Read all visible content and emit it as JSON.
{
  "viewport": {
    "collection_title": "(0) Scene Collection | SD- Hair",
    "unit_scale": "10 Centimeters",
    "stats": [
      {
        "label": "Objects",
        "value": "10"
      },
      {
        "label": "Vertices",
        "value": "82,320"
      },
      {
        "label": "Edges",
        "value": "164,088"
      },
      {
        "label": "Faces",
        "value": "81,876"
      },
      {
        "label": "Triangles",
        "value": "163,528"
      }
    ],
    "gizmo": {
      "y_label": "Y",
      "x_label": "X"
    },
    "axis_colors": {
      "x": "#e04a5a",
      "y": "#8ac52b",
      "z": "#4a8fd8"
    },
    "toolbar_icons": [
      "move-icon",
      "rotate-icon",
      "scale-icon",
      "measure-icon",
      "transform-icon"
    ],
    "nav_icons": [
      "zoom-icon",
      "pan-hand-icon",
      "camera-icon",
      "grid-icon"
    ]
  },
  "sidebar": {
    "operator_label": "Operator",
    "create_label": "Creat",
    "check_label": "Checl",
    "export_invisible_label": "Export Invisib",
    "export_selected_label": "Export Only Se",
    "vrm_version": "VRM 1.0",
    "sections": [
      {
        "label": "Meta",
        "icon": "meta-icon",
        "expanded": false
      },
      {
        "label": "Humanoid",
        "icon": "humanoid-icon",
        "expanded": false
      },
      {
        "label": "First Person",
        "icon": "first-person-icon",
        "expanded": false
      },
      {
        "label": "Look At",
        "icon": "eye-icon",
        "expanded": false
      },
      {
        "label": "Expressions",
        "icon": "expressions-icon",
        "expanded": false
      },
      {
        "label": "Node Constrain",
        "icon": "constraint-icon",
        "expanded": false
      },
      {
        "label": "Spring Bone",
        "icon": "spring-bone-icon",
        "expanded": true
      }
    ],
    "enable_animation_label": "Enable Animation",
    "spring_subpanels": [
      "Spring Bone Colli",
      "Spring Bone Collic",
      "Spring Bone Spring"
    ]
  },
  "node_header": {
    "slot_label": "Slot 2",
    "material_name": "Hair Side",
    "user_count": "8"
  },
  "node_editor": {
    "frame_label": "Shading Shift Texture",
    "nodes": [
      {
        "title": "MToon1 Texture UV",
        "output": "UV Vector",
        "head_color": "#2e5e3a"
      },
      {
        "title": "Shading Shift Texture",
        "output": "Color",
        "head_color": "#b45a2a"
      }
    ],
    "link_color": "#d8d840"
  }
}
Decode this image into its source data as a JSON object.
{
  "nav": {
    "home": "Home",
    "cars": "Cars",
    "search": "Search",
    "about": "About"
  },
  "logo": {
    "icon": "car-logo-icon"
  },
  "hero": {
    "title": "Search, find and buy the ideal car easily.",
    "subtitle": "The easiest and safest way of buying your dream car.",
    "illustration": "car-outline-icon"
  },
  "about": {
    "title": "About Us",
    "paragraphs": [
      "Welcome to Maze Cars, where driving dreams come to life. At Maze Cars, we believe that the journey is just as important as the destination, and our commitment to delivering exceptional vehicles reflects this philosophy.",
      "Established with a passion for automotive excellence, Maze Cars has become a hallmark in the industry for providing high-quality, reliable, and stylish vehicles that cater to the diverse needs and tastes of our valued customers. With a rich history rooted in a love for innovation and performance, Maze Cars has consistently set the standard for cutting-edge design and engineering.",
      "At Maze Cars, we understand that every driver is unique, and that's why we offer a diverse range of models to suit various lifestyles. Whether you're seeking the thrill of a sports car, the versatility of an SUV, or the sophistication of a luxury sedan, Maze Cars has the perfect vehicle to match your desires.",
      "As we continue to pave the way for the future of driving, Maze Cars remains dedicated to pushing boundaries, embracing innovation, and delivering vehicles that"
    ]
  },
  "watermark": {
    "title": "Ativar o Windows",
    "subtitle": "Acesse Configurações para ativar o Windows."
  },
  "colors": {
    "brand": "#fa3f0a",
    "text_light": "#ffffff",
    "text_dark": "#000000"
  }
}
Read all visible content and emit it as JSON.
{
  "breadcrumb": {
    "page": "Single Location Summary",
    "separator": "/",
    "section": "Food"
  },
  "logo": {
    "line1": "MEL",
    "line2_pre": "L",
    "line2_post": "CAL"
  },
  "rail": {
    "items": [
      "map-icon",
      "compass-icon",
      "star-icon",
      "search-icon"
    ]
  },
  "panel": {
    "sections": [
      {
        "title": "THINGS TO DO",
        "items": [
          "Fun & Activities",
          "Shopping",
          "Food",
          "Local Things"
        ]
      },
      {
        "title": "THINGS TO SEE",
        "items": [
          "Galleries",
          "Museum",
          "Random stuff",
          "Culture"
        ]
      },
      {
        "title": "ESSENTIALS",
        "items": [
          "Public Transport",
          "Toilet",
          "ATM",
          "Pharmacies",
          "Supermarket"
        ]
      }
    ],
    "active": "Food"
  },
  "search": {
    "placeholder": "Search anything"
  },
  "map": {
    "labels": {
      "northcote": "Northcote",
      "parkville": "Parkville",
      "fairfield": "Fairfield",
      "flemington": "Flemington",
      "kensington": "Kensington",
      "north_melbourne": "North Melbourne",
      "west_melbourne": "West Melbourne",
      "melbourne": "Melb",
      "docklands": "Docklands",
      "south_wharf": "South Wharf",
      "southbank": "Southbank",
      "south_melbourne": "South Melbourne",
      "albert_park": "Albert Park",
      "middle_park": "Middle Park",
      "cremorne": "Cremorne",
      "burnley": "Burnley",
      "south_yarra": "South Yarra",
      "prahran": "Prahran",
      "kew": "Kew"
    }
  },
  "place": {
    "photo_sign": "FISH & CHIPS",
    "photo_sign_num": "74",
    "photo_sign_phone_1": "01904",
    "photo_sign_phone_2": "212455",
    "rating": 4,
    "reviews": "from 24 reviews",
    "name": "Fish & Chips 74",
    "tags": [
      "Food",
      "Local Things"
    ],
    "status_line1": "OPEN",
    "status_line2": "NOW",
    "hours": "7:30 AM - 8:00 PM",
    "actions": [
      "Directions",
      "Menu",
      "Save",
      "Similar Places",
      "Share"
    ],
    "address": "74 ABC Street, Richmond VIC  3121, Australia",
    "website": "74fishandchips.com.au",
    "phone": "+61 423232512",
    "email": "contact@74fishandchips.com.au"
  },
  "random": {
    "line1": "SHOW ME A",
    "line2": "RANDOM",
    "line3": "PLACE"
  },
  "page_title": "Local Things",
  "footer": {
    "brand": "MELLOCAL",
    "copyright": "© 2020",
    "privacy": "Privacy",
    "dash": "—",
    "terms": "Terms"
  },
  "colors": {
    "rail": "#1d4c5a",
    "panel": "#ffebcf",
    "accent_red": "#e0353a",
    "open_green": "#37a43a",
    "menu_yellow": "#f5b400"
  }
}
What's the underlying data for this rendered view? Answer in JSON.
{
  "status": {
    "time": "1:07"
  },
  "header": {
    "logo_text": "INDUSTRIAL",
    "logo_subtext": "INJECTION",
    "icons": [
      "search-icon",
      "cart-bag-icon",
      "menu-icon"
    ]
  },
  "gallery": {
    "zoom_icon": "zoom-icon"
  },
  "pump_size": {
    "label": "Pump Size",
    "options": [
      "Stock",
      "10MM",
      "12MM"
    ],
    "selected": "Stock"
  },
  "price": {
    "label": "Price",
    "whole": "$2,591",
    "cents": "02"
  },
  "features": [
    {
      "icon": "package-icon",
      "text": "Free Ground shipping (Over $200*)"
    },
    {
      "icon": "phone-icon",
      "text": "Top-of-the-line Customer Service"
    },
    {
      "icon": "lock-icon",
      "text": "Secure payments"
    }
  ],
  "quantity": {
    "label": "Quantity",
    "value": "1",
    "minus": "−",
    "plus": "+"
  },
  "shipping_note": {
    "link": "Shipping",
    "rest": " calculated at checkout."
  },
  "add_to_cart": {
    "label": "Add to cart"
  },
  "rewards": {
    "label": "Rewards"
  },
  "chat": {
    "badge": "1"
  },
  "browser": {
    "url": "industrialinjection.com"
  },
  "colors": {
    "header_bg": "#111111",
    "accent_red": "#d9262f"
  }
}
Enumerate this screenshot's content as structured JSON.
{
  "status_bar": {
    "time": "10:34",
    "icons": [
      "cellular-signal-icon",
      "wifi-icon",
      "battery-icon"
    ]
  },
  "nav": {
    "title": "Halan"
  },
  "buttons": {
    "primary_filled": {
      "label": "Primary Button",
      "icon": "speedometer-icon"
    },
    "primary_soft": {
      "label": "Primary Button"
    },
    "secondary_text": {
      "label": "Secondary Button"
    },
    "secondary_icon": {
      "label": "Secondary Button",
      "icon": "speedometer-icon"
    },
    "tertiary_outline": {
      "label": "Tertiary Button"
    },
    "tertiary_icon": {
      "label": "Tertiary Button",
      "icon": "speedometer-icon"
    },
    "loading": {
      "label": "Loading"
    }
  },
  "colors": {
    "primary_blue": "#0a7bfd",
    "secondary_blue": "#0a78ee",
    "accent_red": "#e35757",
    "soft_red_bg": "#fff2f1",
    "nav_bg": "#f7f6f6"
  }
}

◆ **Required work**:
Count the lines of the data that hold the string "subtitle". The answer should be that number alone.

◆ **Output**:
2